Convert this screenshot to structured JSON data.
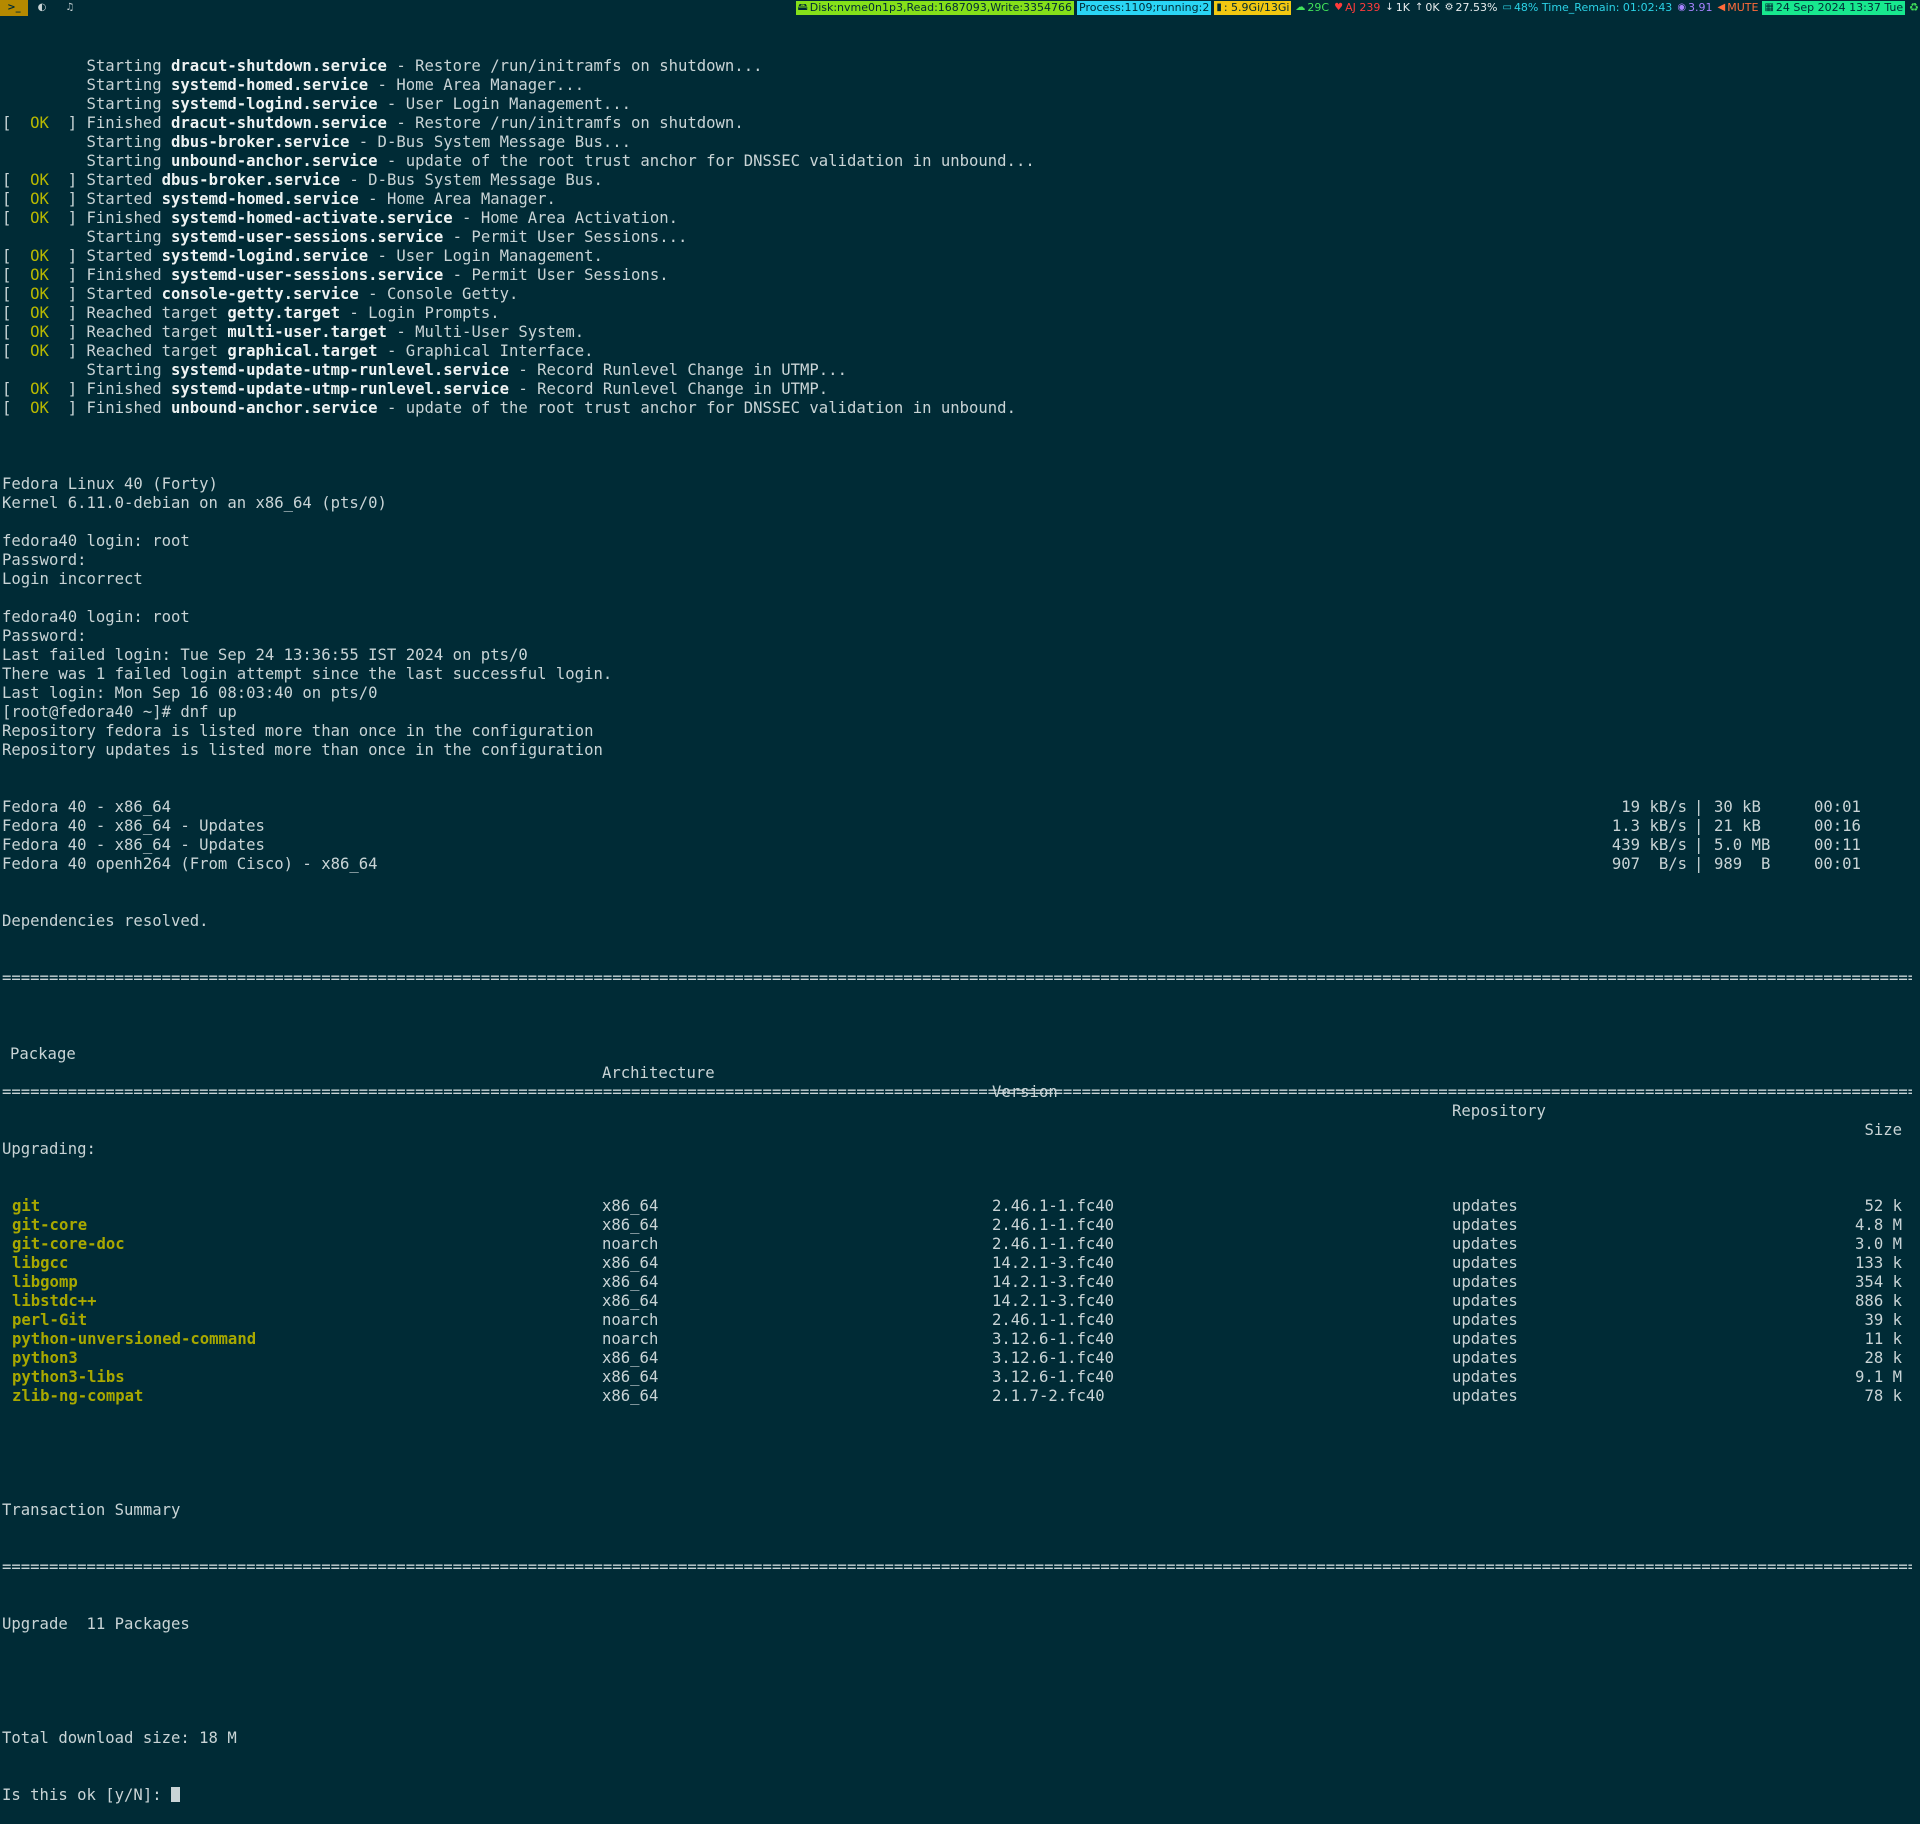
{
  "statusbar": {
    "workspaces": [
      {
        "glyph": ">_",
        "active": true
      },
      {
        "glyph": "◐",
        "active": false
      },
      {
        "glyph": "♫",
        "active": false
      }
    ],
    "disk": "Disk:nvme0n1p3,Read:1687093,Write:3354766",
    "process": "Process:1109;running:2",
    "memory": ": 5.9Gi/13Gi",
    "temp": "29C",
    "wifi": "AJ 239",
    "down": "1K",
    "up": "0K",
    "cpu": "27.53%",
    "battery": "48% Time_Remain: 01:02:43",
    "load": "3.91",
    "volume": "MUTE",
    "datetime": "24 Sep 2024 13:37 Tue",
    "colors": {
      "disk": "#85e01a",
      "process": "#2ad5f5",
      "memory": "#f2c811",
      "date": "#18e88e"
    }
  },
  "boot_log": [
    {
      "status": "",
      "verb": "Starting",
      "unit": "dracut-shutdown.service",
      "desc": " - Restore /run/initramfs on shutdown..."
    },
    {
      "status": "",
      "verb": "Starting",
      "unit": "systemd-homed.service",
      "desc": " - Home Area Manager..."
    },
    {
      "status": "",
      "verb": "Starting",
      "unit": "systemd-logind.service",
      "desc": " - User Login Management..."
    },
    {
      "status": "OK",
      "verb": "Finished",
      "unit": "dracut-shutdown.service",
      "desc": " - Restore /run/initramfs on shutdown."
    },
    {
      "status": "",
      "verb": "Starting",
      "unit": "dbus-broker.service",
      "desc": " - D-Bus System Message Bus..."
    },
    {
      "status": "",
      "verb": "Starting",
      "unit": "unbound-anchor.service",
      "desc": " - update of the root trust anchor for DNSSEC validation in unbound..."
    },
    {
      "status": "OK",
      "verb": "Started",
      "unit": "dbus-broker.service",
      "desc": " - D-Bus System Message Bus."
    },
    {
      "status": "OK",
      "verb": "Started",
      "unit": "systemd-homed.service",
      "desc": " - Home Area Manager."
    },
    {
      "status": "OK",
      "verb": "Finished",
      "unit": "systemd-homed-activate.service",
      "desc": " - Home Area Activation."
    },
    {
      "status": "",
      "verb": "Starting",
      "unit": "systemd-user-sessions.service",
      "desc": " - Permit User Sessions..."
    },
    {
      "status": "OK",
      "verb": "Started",
      "unit": "systemd-logind.service",
      "desc": " - User Login Management."
    },
    {
      "status": "OK",
      "verb": "Finished",
      "unit": "systemd-user-sessions.service",
      "desc": " - Permit User Sessions."
    },
    {
      "status": "OK",
      "verb": "Started",
      "unit": "console-getty.service",
      "desc": " - Console Getty."
    },
    {
      "status": "OK",
      "verb": "Reached target",
      "unit": "getty.target",
      "desc": " - Login Prompts."
    },
    {
      "status": "OK",
      "verb": "Reached target",
      "unit": "multi-user.target",
      "desc": " - Multi-User System."
    },
    {
      "status": "OK",
      "verb": "Reached target",
      "unit": "graphical.target",
      "desc": " - Graphical Interface."
    },
    {
      "status": "",
      "verb": "Starting",
      "unit": "systemd-update-utmp-runlevel.service",
      "desc": " - Record Runlevel Change in UTMP..."
    },
    {
      "status": "OK",
      "verb": "Finished",
      "unit": "systemd-update-utmp-runlevel.service",
      "desc": " - Record Runlevel Change in UTMP."
    },
    {
      "status": "OK",
      "verb": "Finished",
      "unit": "unbound-anchor.service",
      "desc": " - update of the root trust anchor for DNSSEC validation in unbound."
    }
  ],
  "session_lines": [
    "",
    "Fedora Linux 40 (Forty)",
    "Kernel 6.11.0-debian on an x86_64 (pts/0)",
    "",
    "fedora40 login: root",
    "Password:",
    "Login incorrect",
    "",
    "fedora40 login: root",
    "Password:",
    "Last failed login: Tue Sep 24 13:36:55 IST 2024 on pts/0",
    "There was 1 failed login attempt since the last successful login.",
    "Last login: Mon Sep 16 08:03:40 on pts/0",
    "[root@fedora40 ~]# dnf up",
    "Repository fedora is listed more than once in the configuration",
    "Repository updates is listed more than once in the configuration"
  ],
  "repos": [
    {
      "name": "Fedora 40 - x86_64",
      "rate": "19 kB/s",
      "size": "30 kB",
      "time": "00:01"
    },
    {
      "name": "Fedora 40 - x86_64 - Updates",
      "rate": "1.3 kB/s",
      "size": "21 kB",
      "time": "00:16"
    },
    {
      "name": "Fedora 40 - x86_64 - Updates",
      "rate": "439 kB/s",
      "size": "5.0 MB",
      "time": "00:11"
    },
    {
      "name": "Fedora 40 openh264 (From Cisco) - x86_64",
      "rate": "907  B/s",
      "size": "989  B",
      "time": "00:01"
    }
  ],
  "deps_resolved": "Dependencies resolved.",
  "table": {
    "headers": {
      "package": "Package",
      "arch": "Architecture",
      "version": "Version",
      "repo": "Repository",
      "size": "Size"
    },
    "group_label": "Upgrading:",
    "rows": [
      {
        "package": "git",
        "arch": "x86_64",
        "version": "2.46.1-1.fc40",
        "repo": "updates",
        "size": "52 k"
      },
      {
        "package": "git-core",
        "arch": "x86_64",
        "version": "2.46.1-1.fc40",
        "repo": "updates",
        "size": "4.8 M"
      },
      {
        "package": "git-core-doc",
        "arch": "noarch",
        "version": "2.46.1-1.fc40",
        "repo": "updates",
        "size": "3.0 M"
      },
      {
        "package": "libgcc",
        "arch": "x86_64",
        "version": "14.2.1-3.fc40",
        "repo": "updates",
        "size": "133 k"
      },
      {
        "package": "libgomp",
        "arch": "x86_64",
        "version": "14.2.1-3.fc40",
        "repo": "updates",
        "size": "354 k"
      },
      {
        "package": "libstdc++",
        "arch": "x86_64",
        "version": "14.2.1-3.fc40",
        "repo": "updates",
        "size": "886 k"
      },
      {
        "package": "perl-Git",
        "arch": "noarch",
        "version": "2.46.1-1.fc40",
        "repo": "updates",
        "size": "39 k"
      },
      {
        "package": "python-unversioned-command",
        "arch": "noarch",
        "version": "3.12.6-1.fc40",
        "repo": "updates",
        "size": "11 k"
      },
      {
        "package": "python3",
        "arch": "x86_64",
        "version": "3.12.6-1.fc40",
        "repo": "updates",
        "size": "28 k"
      },
      {
        "package": "python3-libs",
        "arch": "x86_64",
        "version": "3.12.6-1.fc40",
        "repo": "updates",
        "size": "9.1 M"
      },
      {
        "package": "zlib-ng-compat",
        "arch": "x86_64",
        "version": "2.1.7-2.fc40",
        "repo": "updates",
        "size": "78 k"
      }
    ]
  },
  "summary": {
    "title": "Transaction Summary",
    "upgrade": "Upgrade  11 Packages",
    "total": "Total download size: 18 M",
    "prompt": "Is this ok [y/N]: "
  }
}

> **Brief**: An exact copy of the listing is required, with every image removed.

> **Task solution**:
Convert this screenshot to structured JSON data.
{
  "statusbar": {
    "workspaces": [
      {
        "glyph": ">_",
        "active": true
      },
      {
        "glyph": "◐",
        "active": false
      },
      {
        "glyph": "♫",
        "active": false
      }
    ],
    "disk": "Disk:nvme0n1p3,Read:1687093,Write:3354766",
    "process": "Process:1109;running:2",
    "memory": ": 5.9Gi/13Gi",
    "temp": "29C",
    "wifi": "AJ 239",
    "down": "1K",
    "up": "0K",
    "cpu": "27.53%",
    "battery": "48% Time_Remain: 01:02:43",
    "load": "3.91",
    "volume": "MUTE",
    "datetime": "24 Sep 2024 13:37 Tue",
    "colors": {
      "disk": "#85e01a",
      "process": "#2ad5f5",
      "memory": "#f2c811",
      "date": "#18e88e"
    }
  },
  "boot_log": [
    {
      "status": "",
      "verb": "Starting",
      "unit": "dracut-shutdown.service",
      "desc": " - Restore /run/initramfs on shutdown..."
    },
    {
      "status": "",
      "verb": "Starting",
      "unit": "systemd-homed.service",
      "desc": " - Home Area Manager..."
    },
    {
      "status": "",
      "verb": "Starting",
      "unit": "systemd-logind.service",
      "desc": " - User Login Management..."
    },
    {
      "status": "OK",
      "verb": "Finished",
      "unit": "dracut-shutdown.service",
      "desc": " - Restore /run/initramfs on shutdown."
    },
    {
      "status": "",
      "verb": "Starting",
      "unit": "dbus-broker.service",
      "desc": " - D-Bus System Message Bus..."
    },
    {
      "status": "",
      "verb": "Starting",
      "unit": "unbound-anchor.service",
      "desc": " - update of the root trust anchor for DNSSEC validation in unbound..."
    },
    {
      "status": "OK",
      "verb": "Started",
      "unit": "dbus-broker.service",
      "desc": " - D-Bus System Message Bus."
    },
    {
      "status": "OK",
      "verb": "Started",
      "unit": "systemd-homed.service",
      "desc": " - Home Area Manager."
    },
    {
      "status": "OK",
      "verb": "Finished",
      "unit": "systemd-homed-activate.service",
      "desc": " - Home Area Activation."
    },
    {
      "status": "",
      "verb": "Starting",
      "unit": "systemd-user-sessions.service",
      "desc": " - Permit User Sessions..."
    },
    {
      "status": "OK",
      "verb": "Started",
      "unit": "systemd-logind.service",
      "desc": " - User Login Management."
    },
    {
      "status": "OK",
      "verb": "Finished",
      "unit": "systemd-user-sessions.service",
      "desc": " - Permit User Sessions."
    },
    {
      "status": "OK",
      "verb": "Started",
      "unit": "console-getty.service",
      "desc": " - Console Getty."
    },
    {
      "status": "OK",
      "verb": "Reached target",
      "unit": "getty.target",
      "desc": " - Login Prompts."
    },
    {
      "status": "OK",
      "verb": "Reached target",
      "unit": "multi-user.target",
      "desc": " - Multi-User System."
    },
    {
      "status": "OK",
      "verb": "Reached target",
      "unit": "graphical.target",
      "desc": " - Graphical Interface."
    },
    {
      "status": "",
      "verb": "Starting",
      "unit": "systemd-update-utmp-runlevel.service",
      "desc": " - Record Runlevel Change in UTMP..."
    },
    {
      "status": "OK",
      "verb": "Finished",
      "unit": "systemd-update-utmp-runlevel.service",
      "desc": " - Record Runlevel Change in UTMP."
    },
    {
      "status": "OK",
      "verb": "Finished",
      "unit": "unbound-anchor.service",
      "desc": " - update of the root trust anchor for DNSSEC validation in unbound."
    }
  ],
  "session_lines": [
    "",
    "Fedora Linux 40 (Forty)",
    "Kernel 6.11.0-debian on an x86_64 (pts/0)",
    "",
    "fedora40 login: root",
    "Password:",
    "Login incorrect",
    "",
    "fedora40 login: root",
    "Password:",
    "Last failed login: Tue Sep 24 13:36:55 IST 2024 on pts/0",
    "There was 1 failed login attempt since the last successful login.",
    "Last login: Mon Sep 16 08:03:40 on pts/0",
    "[root@fedora40 ~]# dnf up",
    "Repository fedora is listed more than once in the configuration",
    "Repository updates is listed more than once in the configuration"
  ],
  "repos": [
    {
      "name": "Fedora 40 - x86_64",
      "rate": "19 kB/s",
      "size": "30 kB",
      "time": "00:01"
    },
    {
      "name": "Fedora 40 - x86_64 - Updates",
      "rate": "1.3 kB/s",
      "size": "21 kB",
      "time": "00:16"
    },
    {
      "name": "Fedora 40 - x86_64 - Updates",
      "rate": "439 kB/s",
      "size": "5.0 MB",
      "time": "00:11"
    },
    {
      "name": "Fedora 40 openh264 (From Cisco) - x86_64",
      "rate": "907  B/s",
      "size": "989  B",
      "time": "00:01"
    }
  ],
  "deps_resolved": "Dependencies resolved.",
  "table": {
    "headers": {
      "package": "Package",
      "arch": "Architecture",
      "version": "Version",
      "repo": "Repository",
      "size": "Size"
    },
    "group_label": "Upgrading:",
    "rows": [
      {
        "package": "git",
        "arch": "x86_64",
        "version": "2.46.1-1.fc40",
        "repo": "updates",
        "size": "52 k"
      },
      {
        "package": "git-core",
        "arch": "x86_64",
        "version": "2.46.1-1.fc40",
        "repo": "updates",
        "size": "4.8 M"
      },
      {
        "package": "git-core-doc",
        "arch": "noarch",
        "version": "2.46.1-1.fc40",
        "repo": "updates",
        "size": "3.0 M"
      },
      {
        "package": "libgcc",
        "arch": "x86_64",
        "version": "14.2.1-3.fc40",
        "repo": "updates",
        "size": "133 k"
      },
      {
        "package": "libgomp",
        "arch": "x86_64",
        "version": "14.2.1-3.fc40",
        "repo": "updates",
        "size": "354 k"
      },
      {
        "package": "libstdc++",
        "arch": "x86_64",
        "version": "14.2.1-3.fc40",
        "repo": "updates",
        "size": "886 k"
      },
      {
        "package": "perl-Git",
        "arch": "noarch",
        "version": "2.46.1-1.fc40",
        "repo": "updates",
        "size": "39 k"
      },
      {
        "package": "python-unversioned-command",
        "arch": "noarch",
        "version": "3.12.6-1.fc40",
        "repo": "updates",
        "size": "11 k"
      },
      {
        "package": "python3",
        "arch": "x86_64",
        "version": "3.12.6-1.fc40",
        "repo": "updates",
        "size": "28 k"
      },
      {
        "package": "python3-libs",
        "arch": "x86_64",
        "version": "3.12.6-1.fc40",
        "repo": "updates",
        "size": "9.1 M"
      },
      {
        "package": "zlib-ng-compat",
        "arch": "x86_64",
        "version": "2.1.7-2.fc40",
        "repo": "updates",
        "size": "78 k"
      }
    ]
  },
  "summary": {
    "title": "Transaction Summary",
    "upgrade": "Upgrade  11 Packages",
    "total": "Total download size: 18 M",
    "prompt": "Is this ok [y/N]: "
  }
}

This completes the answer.